Although the CFA Standard was not developed by such recognized code associations as the International Code Council or the American Concrete Institute, the provisions of the Standard are becoming recognized as effective points of consideration for the development of markets and the establishment of a level of quality where no other provision has existed.
One example of recent influence is cited from Solon, Ohio, where the city had previously amended the provisions for foundation wall construction in the IRC by prohibiting the construction of foundations with poured concrete walls. Foundation contractors in the area collaborated with the Ohio Ready Mixed Concrete Association (ORMCA) to investigate the issue. ORMCA quickly contacted the CFA for assistance in the matter and the CFA Standard was provided to the city as a reference for the minimum design and construction standards allowable for poured foundations. Recognizing the asset of this document for providing control to a market they believed was without standard or control beyond the provisions in the IRC, the city offered an amicable resolution by striking the restrictive language from their amendment.
The CFA Standard has also been used effectively to effect change at a state level. A homebuilder from Cincinnati, Ohio realized that the state's adoption of the IRC would unnecessarily increase the thickness of the concrete foundations in his area, thus substantially increasing the cost of their foundations. This builder, through a partnership with a local CFA foundation contractor member, received a copy of the CFA Standard. After comparing the two documents, they made a recommendation to the state to amend the state code's adoption by referencing the wall thickness tables of the CFA Standard. A thorough review by the State's Board of Review and supported by the ORMCA, led to the adoption of the proposed amendment.
Industry associations such as CFA are an invaluable resource. CFA works on behalf of our members and the entire industry to develop, support and influence code bodies.
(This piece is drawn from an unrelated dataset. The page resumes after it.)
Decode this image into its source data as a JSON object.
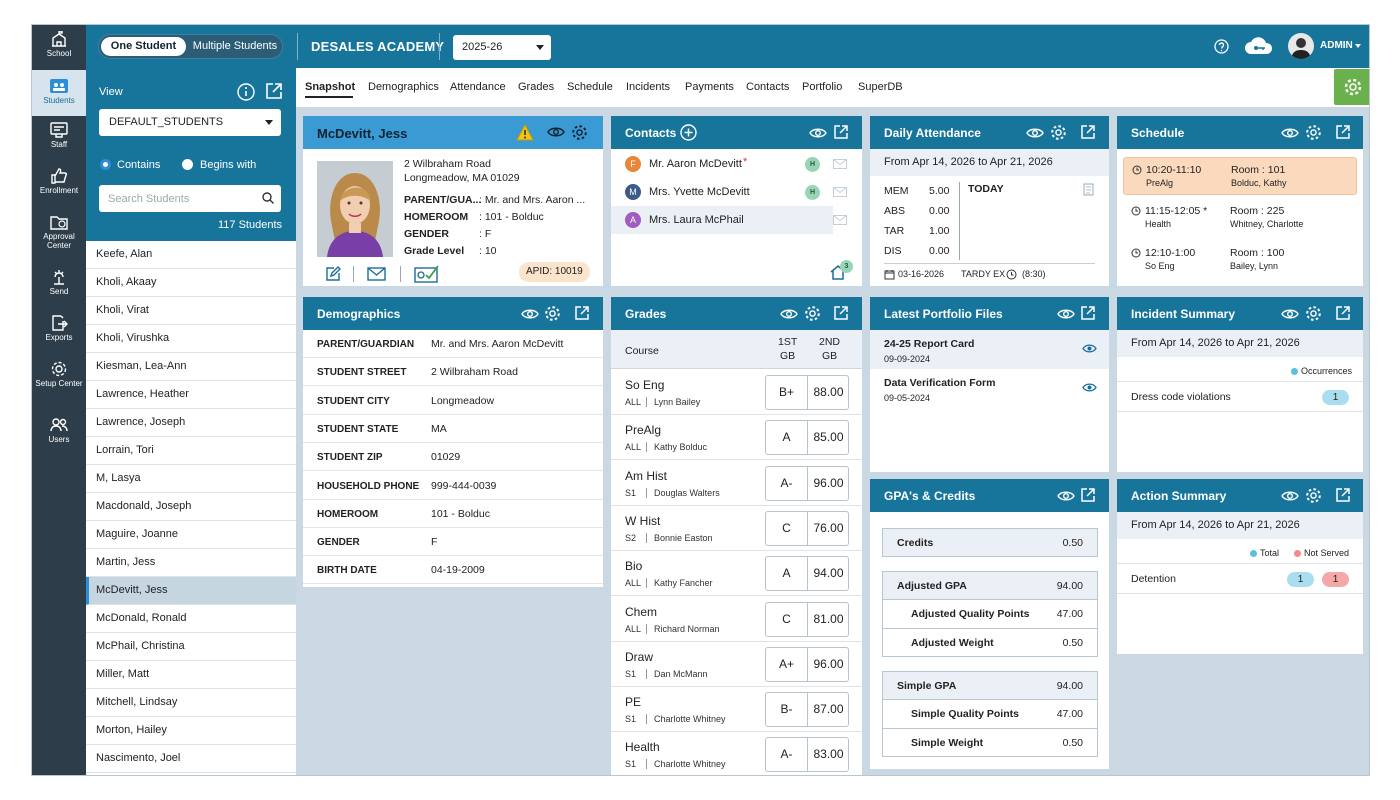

CFA also represents member interests on several code and regulatory bodies, including the ACI code for residential concrete (ACI-332) and cold-weather concrete standards (ACI-306). Our goal is to also teach members how to interact with code officials. As such, we offer educational seminars and counsel on how to affect local code bodies and processes.
Established in 1974 for the purpose of improving the quality and acceptance of cast-in-place concrete foundations, the CFA has a variety of resources on this topic. In addition to providing promotional materials, educational seminars, opportunities for networking and a telephone network that places members in one-on-one contact with an experienced contractor for assistance in resolving various issues, the CFA represents the interests of its members and the industry on several code and regulatory bodies, such as the ACI's committee (ACI-332) responsible for the creation of the "Residential Concrete Standard." Once complete, this standard will likely be adopted by the IRC. The CFA has several members on the ACI committee responsible for this document and will endeavor to ensure that the interests of the foundation contractors are considered.
Ed Sauter is executive director of the CFA. For more information, call 319-895-6940 or see www.cfawalls.org.